Work order: Wherever a line in the data holds the word "分析家公式网www", pull that line out.

[Start of Attachment]

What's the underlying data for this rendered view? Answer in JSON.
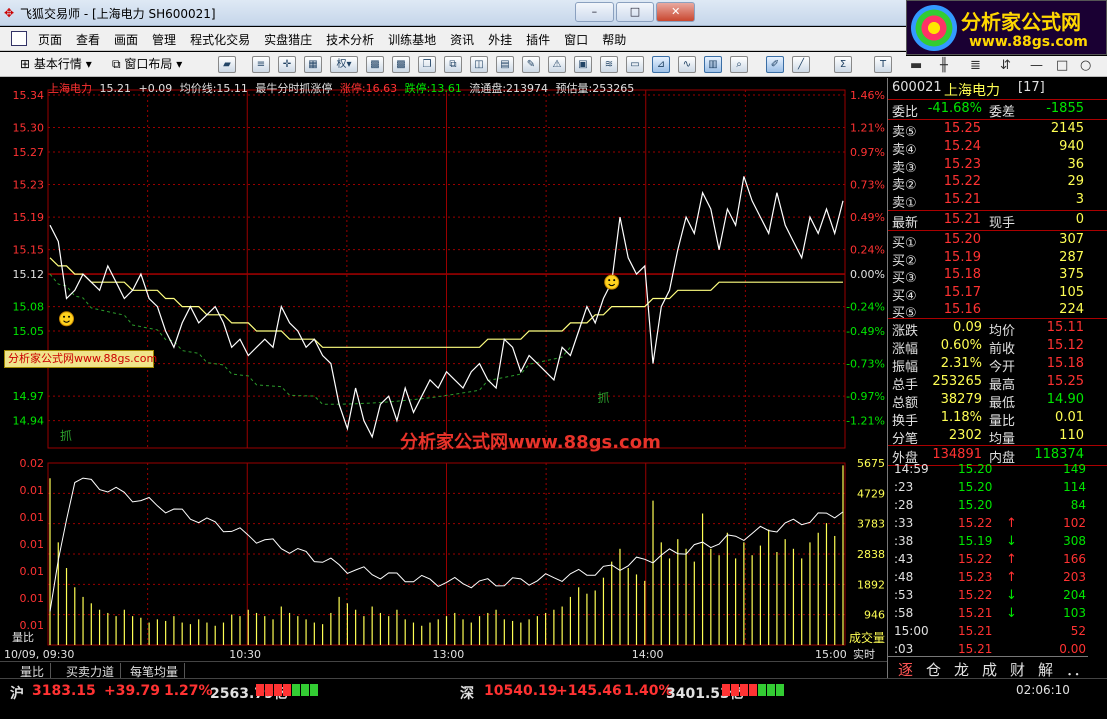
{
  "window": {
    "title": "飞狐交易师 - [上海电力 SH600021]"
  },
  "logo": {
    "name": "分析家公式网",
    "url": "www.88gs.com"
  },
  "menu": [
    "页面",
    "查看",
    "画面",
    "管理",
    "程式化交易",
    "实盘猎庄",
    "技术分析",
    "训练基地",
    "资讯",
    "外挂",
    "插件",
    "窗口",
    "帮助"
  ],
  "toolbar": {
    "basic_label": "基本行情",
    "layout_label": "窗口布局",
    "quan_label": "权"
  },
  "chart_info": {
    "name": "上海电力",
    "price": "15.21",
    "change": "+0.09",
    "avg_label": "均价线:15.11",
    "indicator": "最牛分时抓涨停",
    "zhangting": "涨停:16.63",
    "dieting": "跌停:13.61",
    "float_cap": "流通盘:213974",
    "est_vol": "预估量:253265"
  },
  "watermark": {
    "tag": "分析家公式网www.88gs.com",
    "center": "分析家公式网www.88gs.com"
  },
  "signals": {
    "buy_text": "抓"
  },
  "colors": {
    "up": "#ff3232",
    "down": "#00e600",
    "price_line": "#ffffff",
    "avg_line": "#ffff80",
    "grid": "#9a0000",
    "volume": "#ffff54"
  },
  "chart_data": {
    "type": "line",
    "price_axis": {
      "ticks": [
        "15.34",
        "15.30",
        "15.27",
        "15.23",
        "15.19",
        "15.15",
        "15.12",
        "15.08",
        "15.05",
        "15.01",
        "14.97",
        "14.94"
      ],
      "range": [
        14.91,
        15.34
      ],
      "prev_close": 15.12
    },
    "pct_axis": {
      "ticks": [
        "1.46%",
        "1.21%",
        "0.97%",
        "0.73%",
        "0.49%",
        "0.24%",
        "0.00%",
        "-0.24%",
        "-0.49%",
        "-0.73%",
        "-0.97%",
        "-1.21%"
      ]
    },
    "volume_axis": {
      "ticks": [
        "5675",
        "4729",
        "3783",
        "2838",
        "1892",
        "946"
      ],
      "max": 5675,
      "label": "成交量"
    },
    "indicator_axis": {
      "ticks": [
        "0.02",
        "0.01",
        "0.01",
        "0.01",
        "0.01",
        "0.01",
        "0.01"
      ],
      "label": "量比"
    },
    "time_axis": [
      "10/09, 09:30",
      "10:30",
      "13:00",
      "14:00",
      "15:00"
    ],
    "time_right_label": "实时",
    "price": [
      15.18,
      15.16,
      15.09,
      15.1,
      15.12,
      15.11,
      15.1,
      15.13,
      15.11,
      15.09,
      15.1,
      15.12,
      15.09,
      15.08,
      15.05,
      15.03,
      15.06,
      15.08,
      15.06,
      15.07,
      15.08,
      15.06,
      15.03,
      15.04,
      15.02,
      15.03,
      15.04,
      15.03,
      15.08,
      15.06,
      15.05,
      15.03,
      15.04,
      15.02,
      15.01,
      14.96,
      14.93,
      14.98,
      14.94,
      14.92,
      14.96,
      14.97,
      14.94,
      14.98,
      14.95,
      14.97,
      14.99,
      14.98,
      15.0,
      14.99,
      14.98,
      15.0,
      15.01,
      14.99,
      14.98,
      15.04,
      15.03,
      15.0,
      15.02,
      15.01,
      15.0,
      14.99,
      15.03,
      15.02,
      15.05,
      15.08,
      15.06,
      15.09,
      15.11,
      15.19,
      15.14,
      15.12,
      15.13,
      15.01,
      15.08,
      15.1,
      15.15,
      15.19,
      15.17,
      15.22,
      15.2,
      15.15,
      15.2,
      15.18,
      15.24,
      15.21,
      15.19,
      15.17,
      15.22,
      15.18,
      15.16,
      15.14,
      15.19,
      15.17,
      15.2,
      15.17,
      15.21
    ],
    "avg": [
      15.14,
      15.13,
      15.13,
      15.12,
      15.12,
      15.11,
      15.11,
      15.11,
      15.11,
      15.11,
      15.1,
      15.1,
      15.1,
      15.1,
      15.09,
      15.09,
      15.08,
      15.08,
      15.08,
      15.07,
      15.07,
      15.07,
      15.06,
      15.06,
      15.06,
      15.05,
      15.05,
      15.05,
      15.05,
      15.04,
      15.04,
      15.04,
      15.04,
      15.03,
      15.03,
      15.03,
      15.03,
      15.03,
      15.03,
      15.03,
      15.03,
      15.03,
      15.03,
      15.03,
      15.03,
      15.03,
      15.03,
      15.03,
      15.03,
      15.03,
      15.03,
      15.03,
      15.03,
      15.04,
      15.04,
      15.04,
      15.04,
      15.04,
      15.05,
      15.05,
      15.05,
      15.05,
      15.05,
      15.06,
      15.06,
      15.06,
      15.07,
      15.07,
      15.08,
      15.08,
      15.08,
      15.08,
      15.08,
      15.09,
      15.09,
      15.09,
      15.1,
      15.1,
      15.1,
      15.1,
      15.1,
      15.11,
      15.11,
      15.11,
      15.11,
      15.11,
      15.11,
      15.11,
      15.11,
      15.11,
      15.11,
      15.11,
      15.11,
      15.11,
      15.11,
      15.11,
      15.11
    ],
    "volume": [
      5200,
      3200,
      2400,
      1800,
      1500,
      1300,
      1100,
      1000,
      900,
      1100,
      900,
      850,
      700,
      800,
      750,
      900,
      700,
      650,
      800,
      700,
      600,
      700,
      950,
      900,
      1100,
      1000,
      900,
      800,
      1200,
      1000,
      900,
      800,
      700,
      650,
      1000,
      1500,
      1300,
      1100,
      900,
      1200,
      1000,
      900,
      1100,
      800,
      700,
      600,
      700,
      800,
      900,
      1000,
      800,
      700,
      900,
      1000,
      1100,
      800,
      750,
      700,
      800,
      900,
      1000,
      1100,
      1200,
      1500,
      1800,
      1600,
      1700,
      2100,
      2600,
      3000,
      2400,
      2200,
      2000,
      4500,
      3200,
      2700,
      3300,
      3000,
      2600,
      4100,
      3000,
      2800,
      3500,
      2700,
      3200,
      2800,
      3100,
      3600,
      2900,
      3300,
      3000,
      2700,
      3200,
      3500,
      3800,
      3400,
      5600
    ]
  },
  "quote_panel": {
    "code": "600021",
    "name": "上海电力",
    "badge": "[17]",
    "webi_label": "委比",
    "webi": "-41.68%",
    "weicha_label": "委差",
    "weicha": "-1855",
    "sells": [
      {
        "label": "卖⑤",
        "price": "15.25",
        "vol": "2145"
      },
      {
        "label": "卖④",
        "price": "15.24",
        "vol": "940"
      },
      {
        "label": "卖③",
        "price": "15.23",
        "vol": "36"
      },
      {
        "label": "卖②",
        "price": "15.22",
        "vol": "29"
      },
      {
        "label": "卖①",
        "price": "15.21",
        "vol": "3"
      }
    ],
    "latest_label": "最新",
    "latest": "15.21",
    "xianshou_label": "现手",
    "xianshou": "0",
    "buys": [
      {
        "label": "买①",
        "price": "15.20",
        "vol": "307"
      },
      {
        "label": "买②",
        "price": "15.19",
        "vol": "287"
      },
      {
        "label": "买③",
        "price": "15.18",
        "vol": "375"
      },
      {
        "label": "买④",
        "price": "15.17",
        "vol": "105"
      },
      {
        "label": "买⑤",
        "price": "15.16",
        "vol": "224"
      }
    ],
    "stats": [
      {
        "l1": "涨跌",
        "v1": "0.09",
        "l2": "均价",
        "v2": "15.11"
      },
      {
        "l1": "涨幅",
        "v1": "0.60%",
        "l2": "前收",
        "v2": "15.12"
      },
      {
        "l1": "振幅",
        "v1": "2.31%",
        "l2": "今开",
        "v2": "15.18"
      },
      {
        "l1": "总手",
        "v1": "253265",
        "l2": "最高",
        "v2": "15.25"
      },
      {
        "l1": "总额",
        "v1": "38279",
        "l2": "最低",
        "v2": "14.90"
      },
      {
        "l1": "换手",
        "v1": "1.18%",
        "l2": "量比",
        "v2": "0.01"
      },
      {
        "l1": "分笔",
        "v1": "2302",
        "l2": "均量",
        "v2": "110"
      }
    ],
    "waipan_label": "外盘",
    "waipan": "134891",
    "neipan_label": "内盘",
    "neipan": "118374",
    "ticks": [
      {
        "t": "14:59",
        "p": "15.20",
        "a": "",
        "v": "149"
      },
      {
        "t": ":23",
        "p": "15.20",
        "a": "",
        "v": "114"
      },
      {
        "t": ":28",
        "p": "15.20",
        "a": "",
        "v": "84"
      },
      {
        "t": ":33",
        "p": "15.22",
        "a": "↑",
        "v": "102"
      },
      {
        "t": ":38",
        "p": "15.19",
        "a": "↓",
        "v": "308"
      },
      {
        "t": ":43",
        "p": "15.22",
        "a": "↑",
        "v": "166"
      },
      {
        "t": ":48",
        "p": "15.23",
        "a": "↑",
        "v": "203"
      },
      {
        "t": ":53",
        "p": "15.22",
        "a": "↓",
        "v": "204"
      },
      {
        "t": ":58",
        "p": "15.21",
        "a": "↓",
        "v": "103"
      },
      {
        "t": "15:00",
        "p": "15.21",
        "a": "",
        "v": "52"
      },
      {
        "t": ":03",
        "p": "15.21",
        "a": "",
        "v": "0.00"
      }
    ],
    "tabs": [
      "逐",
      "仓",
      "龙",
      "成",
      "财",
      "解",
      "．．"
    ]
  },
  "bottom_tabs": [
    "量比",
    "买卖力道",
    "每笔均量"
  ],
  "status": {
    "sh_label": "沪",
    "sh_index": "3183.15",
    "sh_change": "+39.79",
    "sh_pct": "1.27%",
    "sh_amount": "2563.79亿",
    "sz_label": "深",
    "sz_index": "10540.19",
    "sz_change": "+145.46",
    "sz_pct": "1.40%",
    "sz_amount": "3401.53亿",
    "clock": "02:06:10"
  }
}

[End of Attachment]

Task response:
    "tag": "分析家公式网www.88gs.com",
    "center": "分析家公式网www.88gs.com"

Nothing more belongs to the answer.